Task directions –
In the entries below, find the string "December" and return each line holding it.

[Entries from a dataset of interfaces]
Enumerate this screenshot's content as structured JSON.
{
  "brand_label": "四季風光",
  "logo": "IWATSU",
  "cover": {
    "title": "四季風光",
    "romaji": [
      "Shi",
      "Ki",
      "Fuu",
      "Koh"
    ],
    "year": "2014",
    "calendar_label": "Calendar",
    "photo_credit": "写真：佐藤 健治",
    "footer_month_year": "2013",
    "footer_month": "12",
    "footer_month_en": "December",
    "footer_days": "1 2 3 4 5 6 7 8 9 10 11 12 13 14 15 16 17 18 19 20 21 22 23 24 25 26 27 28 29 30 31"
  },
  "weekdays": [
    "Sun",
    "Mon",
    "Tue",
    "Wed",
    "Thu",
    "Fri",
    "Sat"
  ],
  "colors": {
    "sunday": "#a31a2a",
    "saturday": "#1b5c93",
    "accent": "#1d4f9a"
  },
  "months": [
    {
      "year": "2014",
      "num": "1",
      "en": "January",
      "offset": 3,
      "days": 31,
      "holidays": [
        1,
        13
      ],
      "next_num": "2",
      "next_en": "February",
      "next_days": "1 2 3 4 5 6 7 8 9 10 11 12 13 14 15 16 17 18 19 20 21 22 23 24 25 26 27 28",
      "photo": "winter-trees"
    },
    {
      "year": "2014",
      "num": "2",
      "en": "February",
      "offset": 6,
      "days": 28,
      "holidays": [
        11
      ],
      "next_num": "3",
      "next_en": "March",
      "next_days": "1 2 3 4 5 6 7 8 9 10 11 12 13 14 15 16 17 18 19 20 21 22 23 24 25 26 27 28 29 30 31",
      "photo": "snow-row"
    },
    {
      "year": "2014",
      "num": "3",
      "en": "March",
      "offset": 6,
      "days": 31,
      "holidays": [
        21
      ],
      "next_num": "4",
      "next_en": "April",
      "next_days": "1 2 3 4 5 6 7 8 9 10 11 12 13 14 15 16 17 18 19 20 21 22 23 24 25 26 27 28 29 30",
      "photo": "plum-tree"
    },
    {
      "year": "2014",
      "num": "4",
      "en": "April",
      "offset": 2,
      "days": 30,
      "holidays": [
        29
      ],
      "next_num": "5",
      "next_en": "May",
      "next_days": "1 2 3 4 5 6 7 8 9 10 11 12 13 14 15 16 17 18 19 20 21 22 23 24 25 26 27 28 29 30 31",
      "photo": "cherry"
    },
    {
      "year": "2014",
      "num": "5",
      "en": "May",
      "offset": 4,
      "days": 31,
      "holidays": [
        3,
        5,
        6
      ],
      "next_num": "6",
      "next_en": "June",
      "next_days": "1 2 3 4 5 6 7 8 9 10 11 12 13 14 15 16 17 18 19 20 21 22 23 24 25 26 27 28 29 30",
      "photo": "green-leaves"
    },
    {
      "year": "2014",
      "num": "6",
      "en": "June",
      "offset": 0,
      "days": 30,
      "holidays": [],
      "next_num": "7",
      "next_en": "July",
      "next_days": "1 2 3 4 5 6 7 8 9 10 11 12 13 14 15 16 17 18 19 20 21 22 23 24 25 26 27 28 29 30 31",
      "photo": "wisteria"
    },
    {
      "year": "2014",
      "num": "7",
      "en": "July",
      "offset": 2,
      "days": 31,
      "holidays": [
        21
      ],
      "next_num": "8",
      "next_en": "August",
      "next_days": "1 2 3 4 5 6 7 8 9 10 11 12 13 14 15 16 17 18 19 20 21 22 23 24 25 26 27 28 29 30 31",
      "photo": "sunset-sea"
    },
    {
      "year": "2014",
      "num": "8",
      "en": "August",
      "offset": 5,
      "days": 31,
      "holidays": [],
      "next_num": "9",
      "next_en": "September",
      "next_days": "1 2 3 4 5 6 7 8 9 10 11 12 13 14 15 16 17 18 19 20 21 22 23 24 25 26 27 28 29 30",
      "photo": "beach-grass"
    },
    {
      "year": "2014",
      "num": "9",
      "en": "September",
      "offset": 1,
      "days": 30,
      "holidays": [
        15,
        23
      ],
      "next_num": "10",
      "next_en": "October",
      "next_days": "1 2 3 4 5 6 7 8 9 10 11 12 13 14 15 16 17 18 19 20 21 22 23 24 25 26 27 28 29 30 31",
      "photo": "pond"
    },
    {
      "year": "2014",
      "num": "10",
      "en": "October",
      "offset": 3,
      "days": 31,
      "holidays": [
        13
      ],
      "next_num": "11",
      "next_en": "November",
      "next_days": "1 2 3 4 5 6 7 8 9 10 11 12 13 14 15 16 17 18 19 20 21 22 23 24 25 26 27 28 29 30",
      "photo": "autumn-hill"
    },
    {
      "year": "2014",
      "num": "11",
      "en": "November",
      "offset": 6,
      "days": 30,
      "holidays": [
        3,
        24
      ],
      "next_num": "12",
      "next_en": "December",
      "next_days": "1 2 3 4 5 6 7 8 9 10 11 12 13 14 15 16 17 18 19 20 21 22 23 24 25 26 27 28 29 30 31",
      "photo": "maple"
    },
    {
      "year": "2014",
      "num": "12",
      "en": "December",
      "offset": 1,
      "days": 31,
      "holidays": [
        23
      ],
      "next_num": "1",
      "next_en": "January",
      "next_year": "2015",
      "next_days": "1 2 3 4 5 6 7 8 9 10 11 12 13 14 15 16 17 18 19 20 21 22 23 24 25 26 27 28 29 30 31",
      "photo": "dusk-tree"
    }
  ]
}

Written response –
    "footer_month_en": "December",
      "next_en": "December",
      "en": "December",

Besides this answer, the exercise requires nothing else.